3. Where's our free ticket? To interest agencies in out-of-the-mainstream flights that otherwise would be chronically underbooked, carriers tender rewards for booking them. Often the favor is complimentary tickets -- for the agency, not the flier. A responsible agency passes them along.

4. Is the agency biased toward certain carriers? Agencies can earn lucrative overrides (percentage points added to the standard 10% commission) by funneling business through only one or two airlines. A responsible agent should spread business among several carriers.

5. Does the agency have an automatic low-fare finder? If it doesn't, you aren't automatically being quoted the best available price. A diligent agency electronically scours the system for price breaks half a dozen times a day.

6. How does the agency's average discount compare with retail? Against list prices, every agency appears a discounting genius. The better measure is against Lowest Logical Business Fare -- the three-to seven-day advance-purchase price that even you could obtain.

7. How carefully does the agency monitor its individual sellers? Computer surveillance to prevent innocent overpricing is a minimum safeguard. An agency ought to employ a quality-control manager as well.

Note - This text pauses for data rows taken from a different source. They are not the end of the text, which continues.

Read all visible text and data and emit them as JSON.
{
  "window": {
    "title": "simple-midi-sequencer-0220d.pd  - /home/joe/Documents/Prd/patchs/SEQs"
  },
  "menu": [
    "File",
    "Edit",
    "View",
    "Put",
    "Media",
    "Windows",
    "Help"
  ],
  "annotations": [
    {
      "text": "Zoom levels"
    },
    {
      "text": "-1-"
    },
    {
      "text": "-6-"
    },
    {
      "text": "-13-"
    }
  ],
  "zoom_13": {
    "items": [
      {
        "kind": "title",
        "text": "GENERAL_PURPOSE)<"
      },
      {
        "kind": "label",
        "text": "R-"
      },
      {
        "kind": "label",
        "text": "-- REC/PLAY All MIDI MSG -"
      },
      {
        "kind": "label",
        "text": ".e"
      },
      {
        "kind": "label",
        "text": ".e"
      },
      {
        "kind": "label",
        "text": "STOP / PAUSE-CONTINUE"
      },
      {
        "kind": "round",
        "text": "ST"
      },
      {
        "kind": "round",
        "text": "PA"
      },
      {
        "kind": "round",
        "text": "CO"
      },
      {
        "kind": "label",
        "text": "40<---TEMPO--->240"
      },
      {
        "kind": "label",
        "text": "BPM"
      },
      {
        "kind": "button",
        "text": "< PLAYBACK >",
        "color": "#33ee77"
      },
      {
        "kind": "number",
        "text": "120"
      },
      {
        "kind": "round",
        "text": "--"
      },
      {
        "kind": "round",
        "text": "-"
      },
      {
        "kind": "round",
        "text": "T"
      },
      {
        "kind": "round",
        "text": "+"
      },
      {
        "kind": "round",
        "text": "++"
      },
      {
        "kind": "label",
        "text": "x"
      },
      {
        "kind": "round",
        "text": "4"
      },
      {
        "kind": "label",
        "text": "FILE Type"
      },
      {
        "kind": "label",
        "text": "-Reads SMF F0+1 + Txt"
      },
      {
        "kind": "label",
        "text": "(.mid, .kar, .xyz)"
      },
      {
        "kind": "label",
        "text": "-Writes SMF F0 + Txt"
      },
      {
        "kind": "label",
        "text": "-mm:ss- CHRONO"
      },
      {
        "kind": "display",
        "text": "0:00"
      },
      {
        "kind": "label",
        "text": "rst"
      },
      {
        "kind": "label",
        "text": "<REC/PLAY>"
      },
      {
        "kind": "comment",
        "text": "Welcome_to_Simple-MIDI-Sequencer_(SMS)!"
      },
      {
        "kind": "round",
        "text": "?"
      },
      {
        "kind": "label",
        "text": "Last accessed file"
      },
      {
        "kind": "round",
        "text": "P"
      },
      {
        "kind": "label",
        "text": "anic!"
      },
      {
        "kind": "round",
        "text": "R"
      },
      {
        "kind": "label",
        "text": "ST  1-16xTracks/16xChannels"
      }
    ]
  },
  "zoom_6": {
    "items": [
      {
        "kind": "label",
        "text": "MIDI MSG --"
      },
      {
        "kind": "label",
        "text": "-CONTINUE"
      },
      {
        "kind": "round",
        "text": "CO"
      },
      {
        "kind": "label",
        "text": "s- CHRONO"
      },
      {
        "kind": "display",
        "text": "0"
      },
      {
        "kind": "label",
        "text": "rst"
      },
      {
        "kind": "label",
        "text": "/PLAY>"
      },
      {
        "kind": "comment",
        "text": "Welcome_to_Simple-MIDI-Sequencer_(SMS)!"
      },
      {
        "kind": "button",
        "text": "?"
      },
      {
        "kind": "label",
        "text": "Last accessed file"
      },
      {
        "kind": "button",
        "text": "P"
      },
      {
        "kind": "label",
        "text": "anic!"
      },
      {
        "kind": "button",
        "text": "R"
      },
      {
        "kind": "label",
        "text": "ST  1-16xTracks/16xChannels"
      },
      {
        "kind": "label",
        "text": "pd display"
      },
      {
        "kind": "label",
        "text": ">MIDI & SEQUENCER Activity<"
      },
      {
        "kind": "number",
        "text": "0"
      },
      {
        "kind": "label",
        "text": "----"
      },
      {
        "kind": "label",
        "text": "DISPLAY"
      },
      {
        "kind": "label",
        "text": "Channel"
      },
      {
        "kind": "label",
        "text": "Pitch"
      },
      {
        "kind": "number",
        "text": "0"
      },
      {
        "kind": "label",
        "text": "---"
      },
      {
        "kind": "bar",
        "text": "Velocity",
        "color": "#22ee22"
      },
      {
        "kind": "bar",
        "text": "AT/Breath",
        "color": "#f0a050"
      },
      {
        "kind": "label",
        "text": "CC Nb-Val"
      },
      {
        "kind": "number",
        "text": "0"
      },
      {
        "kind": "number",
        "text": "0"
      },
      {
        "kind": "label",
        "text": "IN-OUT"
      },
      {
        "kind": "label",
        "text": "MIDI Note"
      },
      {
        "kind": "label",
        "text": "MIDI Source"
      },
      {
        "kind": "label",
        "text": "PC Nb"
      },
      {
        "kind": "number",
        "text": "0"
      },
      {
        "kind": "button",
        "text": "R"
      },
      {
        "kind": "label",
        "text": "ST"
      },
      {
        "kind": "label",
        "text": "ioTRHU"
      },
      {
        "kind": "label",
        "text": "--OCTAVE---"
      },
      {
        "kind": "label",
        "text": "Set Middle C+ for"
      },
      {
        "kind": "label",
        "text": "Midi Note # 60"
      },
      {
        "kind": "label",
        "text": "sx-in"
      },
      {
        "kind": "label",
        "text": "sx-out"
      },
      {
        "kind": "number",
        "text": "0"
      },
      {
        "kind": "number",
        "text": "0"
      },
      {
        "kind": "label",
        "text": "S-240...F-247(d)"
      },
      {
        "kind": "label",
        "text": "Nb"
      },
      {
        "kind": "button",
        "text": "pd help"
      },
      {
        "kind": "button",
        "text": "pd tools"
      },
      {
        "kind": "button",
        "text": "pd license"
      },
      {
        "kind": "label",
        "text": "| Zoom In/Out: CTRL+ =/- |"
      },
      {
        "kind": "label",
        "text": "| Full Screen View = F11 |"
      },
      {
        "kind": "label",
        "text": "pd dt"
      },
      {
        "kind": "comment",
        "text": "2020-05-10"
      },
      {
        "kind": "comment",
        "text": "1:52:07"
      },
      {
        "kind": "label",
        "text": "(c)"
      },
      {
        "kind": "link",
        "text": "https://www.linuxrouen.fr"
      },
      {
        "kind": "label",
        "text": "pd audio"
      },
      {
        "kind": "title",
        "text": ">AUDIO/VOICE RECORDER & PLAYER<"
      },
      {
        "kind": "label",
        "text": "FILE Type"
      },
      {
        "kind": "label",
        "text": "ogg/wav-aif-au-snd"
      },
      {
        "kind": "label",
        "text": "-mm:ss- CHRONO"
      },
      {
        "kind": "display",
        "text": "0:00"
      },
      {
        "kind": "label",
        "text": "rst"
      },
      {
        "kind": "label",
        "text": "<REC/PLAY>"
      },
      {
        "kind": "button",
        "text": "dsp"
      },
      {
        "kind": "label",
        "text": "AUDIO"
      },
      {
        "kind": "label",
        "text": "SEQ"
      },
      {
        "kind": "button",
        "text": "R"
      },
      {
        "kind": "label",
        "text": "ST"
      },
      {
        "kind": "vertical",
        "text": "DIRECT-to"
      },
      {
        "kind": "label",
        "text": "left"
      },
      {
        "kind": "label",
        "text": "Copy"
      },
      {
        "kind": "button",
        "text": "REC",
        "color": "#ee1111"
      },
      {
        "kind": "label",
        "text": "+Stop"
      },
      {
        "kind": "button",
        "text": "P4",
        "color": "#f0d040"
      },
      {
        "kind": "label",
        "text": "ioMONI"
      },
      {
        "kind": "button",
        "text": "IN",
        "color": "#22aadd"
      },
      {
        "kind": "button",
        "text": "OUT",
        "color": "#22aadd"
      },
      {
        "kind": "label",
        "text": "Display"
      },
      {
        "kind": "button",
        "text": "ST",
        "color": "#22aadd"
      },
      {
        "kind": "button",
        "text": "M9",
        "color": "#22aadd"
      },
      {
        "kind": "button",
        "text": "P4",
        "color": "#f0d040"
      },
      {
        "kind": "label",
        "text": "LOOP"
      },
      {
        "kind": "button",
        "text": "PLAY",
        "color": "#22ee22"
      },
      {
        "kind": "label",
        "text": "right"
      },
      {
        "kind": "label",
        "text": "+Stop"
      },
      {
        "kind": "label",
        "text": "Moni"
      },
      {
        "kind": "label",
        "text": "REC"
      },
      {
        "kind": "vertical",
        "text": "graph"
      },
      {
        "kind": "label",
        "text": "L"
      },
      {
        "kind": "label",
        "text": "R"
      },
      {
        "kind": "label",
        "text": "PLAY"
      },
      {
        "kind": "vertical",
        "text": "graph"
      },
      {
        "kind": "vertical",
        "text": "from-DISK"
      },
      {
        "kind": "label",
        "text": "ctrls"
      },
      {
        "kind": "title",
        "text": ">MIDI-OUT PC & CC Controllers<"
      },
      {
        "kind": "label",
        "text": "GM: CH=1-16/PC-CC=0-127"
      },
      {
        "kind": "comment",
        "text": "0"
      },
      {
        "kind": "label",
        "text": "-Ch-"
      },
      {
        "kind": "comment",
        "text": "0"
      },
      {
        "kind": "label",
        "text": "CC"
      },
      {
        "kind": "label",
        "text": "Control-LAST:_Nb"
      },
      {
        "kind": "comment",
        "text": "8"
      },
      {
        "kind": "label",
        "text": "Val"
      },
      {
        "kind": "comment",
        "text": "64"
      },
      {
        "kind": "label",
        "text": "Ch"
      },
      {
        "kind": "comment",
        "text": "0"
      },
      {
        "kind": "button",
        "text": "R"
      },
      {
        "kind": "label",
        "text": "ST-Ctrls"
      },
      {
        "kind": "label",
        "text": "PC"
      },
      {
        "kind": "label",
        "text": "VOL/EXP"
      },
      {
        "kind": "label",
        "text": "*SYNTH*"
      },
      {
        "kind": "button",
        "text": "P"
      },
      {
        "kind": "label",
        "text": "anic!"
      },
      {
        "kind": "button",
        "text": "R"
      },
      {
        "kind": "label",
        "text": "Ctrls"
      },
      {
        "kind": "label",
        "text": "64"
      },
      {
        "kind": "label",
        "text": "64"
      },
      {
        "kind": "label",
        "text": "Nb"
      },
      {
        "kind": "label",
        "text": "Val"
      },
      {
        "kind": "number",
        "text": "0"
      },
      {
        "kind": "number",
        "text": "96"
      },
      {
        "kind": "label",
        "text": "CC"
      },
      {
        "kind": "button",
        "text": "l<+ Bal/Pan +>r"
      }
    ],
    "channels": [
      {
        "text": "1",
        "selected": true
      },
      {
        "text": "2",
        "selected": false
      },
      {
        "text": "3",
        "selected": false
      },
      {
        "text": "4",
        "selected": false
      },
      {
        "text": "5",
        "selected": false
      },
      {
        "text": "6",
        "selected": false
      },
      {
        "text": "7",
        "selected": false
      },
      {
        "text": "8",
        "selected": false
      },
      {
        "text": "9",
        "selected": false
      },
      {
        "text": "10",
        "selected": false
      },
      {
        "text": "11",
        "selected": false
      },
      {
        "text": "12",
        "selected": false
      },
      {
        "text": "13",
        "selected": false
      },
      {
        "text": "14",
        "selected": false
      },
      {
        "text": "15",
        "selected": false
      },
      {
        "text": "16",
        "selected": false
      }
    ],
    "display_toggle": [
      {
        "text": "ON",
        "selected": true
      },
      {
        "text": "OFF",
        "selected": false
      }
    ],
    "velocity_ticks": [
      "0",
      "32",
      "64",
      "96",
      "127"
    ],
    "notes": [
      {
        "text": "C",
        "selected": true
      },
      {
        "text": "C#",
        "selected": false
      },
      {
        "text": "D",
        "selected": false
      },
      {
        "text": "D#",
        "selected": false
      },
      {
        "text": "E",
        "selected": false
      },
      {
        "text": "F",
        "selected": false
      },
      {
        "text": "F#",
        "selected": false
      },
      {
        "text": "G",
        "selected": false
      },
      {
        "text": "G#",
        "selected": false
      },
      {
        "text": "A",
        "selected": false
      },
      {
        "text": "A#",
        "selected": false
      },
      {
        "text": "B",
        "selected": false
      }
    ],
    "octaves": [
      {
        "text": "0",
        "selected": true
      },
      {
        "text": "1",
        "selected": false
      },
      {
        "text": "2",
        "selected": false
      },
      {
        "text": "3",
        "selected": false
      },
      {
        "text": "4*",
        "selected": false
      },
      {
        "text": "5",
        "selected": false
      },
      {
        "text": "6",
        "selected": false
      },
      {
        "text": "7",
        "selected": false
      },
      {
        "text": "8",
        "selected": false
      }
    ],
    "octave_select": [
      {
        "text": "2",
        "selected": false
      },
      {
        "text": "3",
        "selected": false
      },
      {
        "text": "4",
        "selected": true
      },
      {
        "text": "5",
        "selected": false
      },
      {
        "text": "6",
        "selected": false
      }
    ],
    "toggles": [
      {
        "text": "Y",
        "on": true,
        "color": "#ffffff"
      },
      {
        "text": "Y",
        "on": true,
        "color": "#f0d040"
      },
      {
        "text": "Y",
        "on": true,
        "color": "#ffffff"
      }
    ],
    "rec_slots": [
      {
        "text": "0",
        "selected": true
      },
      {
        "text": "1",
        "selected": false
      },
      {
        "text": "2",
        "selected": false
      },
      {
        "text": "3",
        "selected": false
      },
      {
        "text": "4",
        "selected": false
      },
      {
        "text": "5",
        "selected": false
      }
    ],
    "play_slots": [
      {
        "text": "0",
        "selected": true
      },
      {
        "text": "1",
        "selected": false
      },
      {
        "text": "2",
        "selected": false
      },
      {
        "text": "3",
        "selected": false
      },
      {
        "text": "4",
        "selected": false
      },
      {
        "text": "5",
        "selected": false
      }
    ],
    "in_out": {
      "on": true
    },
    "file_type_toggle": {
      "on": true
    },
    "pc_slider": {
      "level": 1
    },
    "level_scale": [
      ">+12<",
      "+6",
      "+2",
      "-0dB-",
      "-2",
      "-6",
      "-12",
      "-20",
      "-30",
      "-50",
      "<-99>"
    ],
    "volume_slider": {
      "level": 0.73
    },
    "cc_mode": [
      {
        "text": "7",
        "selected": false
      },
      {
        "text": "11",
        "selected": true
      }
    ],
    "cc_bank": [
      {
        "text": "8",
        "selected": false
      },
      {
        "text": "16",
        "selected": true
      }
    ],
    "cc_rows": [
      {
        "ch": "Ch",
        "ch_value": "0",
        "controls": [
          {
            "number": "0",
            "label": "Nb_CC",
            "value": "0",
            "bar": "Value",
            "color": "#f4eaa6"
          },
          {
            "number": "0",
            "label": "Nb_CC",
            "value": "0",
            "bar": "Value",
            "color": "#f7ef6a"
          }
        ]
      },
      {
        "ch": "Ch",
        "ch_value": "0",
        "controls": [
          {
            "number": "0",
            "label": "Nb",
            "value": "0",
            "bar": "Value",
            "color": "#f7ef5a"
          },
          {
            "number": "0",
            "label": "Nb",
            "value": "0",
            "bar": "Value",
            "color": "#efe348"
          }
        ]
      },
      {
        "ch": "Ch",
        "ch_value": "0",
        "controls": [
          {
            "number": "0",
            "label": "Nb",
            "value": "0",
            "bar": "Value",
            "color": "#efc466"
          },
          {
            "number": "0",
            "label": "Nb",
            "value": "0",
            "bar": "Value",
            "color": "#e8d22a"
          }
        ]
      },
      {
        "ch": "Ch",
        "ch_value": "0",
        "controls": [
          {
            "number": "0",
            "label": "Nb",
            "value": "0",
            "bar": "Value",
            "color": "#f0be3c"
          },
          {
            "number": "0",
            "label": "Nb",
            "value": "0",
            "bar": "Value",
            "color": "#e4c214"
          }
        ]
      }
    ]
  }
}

8. What quid pro quos can a business expect for volume purchasing? More than a million dollars' worth of air travel a year ought to bring you your own agent-in-residence; several hundred thousand dollars' worth should entitle you to a satellite ticket printer on the premises. -- Robert A. Mamis